Data items:

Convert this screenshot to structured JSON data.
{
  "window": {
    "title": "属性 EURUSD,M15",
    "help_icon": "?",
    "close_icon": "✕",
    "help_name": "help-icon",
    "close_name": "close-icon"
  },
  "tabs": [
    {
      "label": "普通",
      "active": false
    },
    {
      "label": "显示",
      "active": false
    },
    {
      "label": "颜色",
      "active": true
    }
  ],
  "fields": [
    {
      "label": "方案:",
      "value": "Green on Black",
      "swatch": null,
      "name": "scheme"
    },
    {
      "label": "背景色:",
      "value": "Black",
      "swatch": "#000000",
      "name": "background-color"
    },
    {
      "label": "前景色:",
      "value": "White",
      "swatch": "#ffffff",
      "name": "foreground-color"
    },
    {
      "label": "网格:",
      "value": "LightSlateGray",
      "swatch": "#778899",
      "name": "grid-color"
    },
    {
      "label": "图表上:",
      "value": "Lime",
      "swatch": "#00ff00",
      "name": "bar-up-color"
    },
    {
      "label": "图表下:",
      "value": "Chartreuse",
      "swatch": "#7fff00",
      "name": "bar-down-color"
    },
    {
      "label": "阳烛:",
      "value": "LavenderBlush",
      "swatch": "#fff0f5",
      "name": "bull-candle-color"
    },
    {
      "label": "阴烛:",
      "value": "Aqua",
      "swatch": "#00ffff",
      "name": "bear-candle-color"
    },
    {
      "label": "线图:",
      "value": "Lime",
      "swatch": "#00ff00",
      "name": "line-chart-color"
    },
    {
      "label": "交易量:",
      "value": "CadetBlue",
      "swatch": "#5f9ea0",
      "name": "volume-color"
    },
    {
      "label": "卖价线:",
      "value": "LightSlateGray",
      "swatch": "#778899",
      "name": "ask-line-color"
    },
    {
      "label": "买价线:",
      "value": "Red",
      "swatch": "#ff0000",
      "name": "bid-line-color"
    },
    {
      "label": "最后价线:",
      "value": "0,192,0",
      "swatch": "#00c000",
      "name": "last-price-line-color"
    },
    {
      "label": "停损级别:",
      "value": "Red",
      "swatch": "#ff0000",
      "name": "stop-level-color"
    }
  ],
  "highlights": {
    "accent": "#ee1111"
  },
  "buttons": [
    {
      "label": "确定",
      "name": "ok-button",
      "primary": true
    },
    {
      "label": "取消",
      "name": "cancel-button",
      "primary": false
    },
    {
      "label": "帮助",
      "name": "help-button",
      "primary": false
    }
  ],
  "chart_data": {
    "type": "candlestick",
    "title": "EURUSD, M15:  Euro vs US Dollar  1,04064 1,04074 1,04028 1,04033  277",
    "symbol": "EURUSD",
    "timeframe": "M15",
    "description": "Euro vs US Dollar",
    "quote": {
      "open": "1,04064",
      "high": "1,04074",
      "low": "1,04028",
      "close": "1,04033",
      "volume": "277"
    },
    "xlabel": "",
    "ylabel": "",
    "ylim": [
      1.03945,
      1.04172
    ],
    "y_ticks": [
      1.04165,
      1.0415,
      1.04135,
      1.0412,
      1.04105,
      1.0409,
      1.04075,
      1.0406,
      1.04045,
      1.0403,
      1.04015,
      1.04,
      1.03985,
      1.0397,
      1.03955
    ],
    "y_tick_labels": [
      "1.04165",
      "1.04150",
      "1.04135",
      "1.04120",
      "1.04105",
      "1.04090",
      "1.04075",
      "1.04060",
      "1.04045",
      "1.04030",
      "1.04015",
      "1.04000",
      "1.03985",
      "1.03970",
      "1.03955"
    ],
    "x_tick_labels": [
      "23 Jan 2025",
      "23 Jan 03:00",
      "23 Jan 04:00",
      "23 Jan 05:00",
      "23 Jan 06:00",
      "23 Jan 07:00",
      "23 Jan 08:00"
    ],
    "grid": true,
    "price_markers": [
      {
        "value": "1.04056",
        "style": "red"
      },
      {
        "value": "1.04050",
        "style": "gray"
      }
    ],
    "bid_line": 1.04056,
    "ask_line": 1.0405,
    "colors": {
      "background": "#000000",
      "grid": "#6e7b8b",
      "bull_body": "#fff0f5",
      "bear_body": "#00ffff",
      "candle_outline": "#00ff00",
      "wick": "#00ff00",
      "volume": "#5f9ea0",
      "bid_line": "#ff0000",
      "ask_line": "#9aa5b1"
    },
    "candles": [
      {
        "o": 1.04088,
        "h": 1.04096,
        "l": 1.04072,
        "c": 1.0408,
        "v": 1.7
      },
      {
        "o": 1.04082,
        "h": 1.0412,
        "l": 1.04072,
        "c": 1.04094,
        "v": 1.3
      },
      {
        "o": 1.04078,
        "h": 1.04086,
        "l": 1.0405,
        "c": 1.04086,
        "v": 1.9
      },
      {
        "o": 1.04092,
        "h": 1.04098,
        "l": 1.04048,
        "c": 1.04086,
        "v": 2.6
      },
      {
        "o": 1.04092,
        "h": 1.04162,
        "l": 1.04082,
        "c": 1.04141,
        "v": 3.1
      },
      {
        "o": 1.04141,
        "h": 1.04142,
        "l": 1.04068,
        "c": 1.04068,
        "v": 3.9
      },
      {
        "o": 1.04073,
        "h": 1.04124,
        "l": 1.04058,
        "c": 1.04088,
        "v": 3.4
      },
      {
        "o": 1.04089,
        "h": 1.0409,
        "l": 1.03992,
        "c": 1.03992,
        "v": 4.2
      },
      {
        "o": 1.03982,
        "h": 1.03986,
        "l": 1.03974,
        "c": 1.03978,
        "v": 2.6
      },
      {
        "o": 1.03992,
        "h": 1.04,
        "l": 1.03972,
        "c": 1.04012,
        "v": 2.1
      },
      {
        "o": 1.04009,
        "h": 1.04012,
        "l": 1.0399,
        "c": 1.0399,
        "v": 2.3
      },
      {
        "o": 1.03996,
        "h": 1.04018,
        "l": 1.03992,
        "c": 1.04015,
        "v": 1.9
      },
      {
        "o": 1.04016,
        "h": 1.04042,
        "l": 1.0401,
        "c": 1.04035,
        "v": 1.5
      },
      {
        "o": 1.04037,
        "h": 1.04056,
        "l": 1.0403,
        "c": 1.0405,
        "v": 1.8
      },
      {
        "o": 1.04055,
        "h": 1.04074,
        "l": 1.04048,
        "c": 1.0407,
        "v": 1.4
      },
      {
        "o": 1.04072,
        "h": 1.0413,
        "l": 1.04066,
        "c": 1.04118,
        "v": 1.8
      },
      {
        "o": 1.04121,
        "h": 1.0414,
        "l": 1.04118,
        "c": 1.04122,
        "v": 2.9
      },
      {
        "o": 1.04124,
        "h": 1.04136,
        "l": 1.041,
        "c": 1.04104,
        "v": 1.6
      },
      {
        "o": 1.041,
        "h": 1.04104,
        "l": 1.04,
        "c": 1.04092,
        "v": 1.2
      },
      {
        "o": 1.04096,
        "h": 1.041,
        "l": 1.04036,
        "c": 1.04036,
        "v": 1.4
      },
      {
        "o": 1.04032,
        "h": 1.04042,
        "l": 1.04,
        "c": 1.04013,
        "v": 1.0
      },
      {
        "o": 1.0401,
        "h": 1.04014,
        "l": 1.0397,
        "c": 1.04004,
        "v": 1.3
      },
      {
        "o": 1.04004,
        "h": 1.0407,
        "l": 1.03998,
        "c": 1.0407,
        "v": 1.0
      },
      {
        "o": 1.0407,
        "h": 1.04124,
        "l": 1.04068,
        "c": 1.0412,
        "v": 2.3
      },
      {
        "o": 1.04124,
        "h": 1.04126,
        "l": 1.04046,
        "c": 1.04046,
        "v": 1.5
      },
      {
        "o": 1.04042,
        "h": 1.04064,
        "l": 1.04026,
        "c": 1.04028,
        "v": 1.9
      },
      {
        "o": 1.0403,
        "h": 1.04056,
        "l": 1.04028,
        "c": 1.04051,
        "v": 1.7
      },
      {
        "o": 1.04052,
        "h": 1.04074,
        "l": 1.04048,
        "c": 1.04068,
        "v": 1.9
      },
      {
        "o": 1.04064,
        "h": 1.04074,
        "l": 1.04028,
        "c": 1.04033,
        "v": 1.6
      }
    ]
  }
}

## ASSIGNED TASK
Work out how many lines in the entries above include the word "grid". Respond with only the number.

## REPLY TO THE TASK
3